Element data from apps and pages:
+ + + +
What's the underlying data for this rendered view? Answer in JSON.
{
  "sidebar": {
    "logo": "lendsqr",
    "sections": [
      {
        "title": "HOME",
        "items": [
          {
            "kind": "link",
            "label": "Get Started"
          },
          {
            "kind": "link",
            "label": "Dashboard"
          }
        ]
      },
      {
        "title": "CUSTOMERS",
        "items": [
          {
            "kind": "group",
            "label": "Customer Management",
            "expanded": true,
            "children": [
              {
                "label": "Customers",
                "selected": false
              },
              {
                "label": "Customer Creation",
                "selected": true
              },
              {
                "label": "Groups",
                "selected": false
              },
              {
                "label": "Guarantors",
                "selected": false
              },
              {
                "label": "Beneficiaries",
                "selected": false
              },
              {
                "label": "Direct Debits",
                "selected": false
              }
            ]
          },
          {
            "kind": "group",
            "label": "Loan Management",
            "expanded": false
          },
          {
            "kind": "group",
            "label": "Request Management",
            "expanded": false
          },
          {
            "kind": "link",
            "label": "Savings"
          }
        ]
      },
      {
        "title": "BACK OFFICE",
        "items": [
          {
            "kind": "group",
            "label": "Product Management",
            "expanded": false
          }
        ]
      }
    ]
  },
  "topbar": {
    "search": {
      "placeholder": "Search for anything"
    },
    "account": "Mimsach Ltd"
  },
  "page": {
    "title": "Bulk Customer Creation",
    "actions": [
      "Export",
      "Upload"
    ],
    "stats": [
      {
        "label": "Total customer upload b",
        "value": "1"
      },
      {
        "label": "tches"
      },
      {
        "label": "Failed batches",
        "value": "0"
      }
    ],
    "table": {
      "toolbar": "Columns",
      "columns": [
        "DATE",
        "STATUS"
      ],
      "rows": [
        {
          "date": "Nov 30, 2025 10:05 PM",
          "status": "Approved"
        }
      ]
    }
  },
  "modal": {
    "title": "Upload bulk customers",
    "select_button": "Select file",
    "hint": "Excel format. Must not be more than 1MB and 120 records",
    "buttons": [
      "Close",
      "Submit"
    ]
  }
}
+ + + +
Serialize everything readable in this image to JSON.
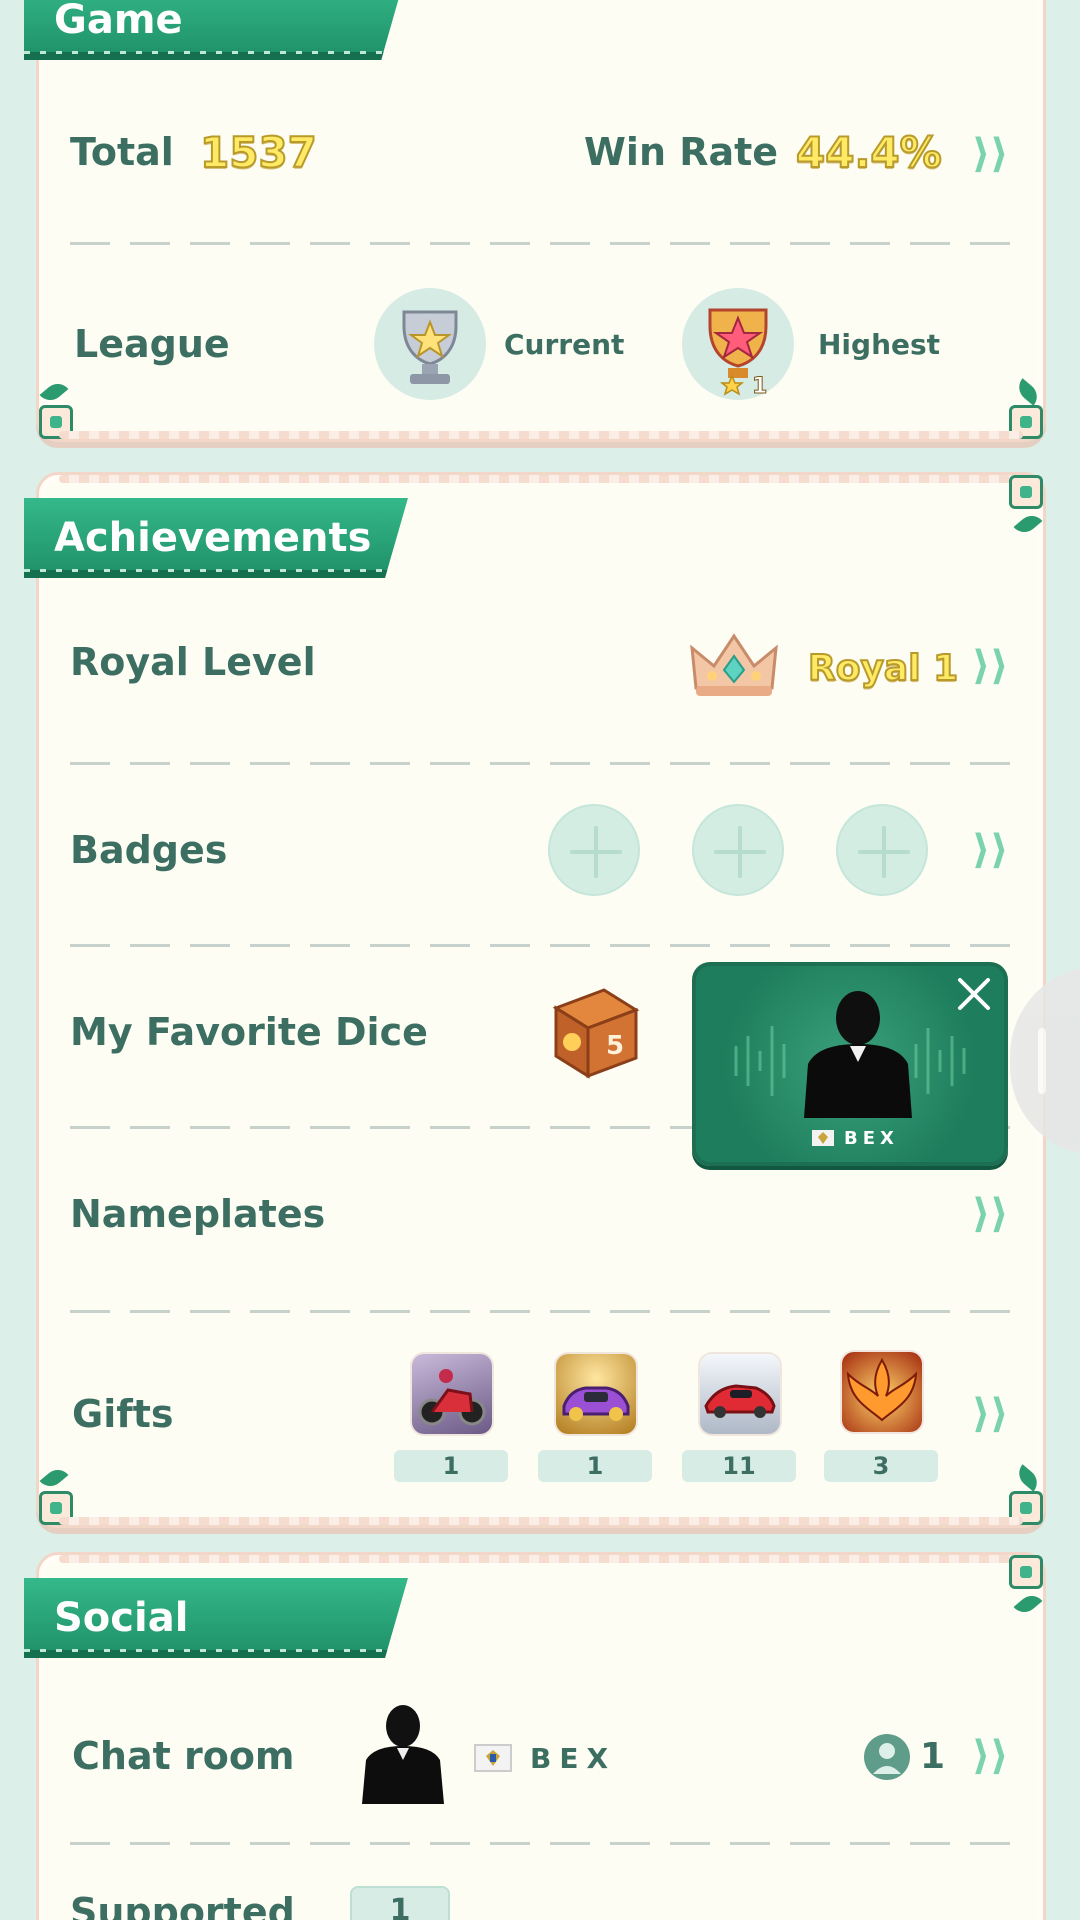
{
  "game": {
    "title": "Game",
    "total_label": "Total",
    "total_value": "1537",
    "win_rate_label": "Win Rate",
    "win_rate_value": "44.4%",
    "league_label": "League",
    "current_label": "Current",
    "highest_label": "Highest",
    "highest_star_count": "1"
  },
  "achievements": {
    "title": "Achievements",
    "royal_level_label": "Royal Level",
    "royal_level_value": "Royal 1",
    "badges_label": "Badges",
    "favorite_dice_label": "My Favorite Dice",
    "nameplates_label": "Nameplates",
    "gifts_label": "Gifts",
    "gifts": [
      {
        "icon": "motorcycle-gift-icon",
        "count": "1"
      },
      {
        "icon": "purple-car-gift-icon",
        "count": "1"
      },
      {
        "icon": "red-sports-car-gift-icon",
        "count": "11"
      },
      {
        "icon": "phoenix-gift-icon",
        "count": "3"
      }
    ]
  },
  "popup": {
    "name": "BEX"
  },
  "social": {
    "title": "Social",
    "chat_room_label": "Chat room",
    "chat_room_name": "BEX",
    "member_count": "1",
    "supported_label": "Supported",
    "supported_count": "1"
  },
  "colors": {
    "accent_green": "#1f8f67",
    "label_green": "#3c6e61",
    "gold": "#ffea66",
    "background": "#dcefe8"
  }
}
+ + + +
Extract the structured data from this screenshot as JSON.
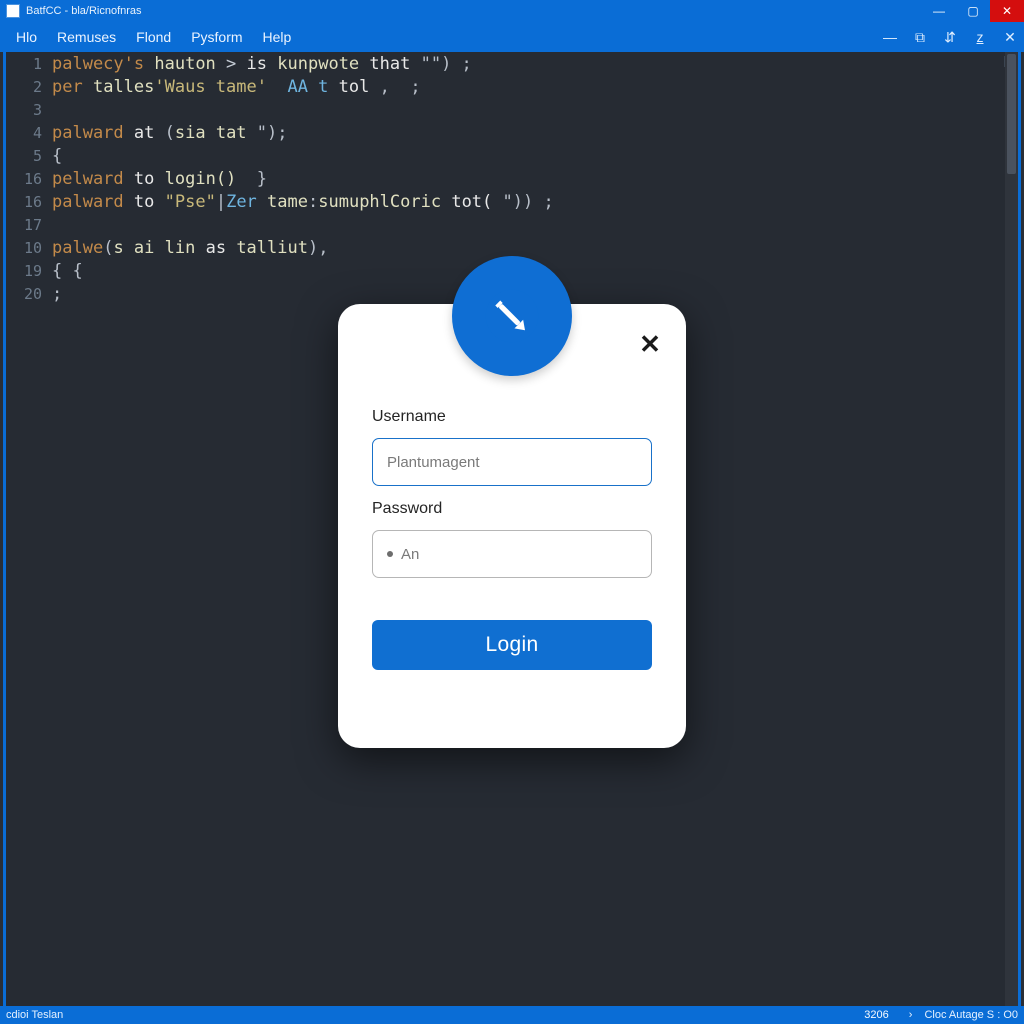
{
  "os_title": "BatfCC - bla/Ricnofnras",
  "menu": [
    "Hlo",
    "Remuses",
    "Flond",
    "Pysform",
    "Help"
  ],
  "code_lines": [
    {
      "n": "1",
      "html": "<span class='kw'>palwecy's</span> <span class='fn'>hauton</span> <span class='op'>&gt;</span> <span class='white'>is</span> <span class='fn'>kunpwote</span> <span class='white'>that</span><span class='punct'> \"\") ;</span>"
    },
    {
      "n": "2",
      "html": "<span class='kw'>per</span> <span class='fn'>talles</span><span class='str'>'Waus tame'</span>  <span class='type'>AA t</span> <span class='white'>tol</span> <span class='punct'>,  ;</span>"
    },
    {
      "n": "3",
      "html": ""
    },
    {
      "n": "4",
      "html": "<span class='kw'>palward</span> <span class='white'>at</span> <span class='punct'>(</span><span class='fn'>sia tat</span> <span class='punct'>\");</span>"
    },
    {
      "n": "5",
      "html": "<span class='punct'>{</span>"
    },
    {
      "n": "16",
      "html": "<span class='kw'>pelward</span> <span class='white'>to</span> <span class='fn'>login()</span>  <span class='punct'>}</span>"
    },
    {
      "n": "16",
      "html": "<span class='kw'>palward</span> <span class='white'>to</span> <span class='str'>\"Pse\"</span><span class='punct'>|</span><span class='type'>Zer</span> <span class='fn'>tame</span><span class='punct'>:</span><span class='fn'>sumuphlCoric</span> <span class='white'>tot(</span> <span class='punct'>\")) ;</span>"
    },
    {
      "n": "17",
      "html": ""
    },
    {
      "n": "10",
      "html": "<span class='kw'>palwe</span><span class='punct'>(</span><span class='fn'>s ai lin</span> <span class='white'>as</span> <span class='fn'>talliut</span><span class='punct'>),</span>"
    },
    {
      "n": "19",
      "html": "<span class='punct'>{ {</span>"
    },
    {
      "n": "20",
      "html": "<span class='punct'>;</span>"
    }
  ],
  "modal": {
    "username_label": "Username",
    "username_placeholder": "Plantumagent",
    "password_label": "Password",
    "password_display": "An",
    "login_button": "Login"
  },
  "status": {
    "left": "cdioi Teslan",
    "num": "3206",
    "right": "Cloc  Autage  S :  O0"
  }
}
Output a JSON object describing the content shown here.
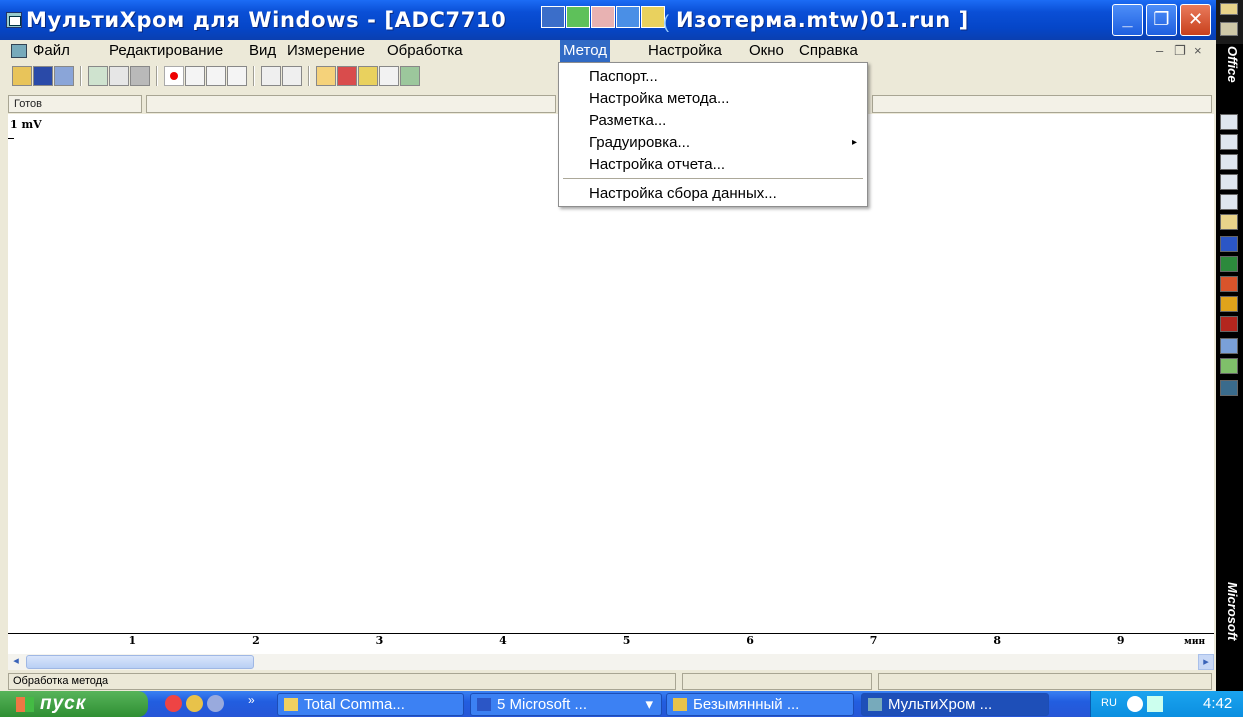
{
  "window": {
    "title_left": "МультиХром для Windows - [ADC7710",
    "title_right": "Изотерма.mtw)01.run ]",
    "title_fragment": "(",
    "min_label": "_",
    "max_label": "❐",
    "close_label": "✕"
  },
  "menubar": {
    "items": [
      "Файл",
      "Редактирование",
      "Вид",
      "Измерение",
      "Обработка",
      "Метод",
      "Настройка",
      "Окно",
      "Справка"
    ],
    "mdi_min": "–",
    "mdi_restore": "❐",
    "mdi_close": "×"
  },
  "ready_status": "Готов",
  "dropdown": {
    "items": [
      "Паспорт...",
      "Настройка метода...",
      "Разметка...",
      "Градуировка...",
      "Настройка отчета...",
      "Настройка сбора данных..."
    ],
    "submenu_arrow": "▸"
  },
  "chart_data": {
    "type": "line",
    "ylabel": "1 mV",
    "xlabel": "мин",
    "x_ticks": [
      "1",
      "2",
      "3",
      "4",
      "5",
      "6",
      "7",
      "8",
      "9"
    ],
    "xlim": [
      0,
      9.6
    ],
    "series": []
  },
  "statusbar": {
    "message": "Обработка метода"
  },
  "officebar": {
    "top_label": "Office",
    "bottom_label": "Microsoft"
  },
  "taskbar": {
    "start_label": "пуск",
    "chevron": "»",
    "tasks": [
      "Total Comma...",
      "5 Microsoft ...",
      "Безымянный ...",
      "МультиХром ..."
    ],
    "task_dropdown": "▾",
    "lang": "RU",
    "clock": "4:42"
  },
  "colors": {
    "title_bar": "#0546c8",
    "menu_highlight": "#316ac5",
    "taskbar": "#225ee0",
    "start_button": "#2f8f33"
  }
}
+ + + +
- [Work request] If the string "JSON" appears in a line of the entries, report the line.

- [Your solution]
What's the underlying data for this rendered view? Answer in JSON.
Serialize everything readable in this image to JSON.
Extract the structured data from this screenshot as JSON.
Output a JSON object describing the content shown here.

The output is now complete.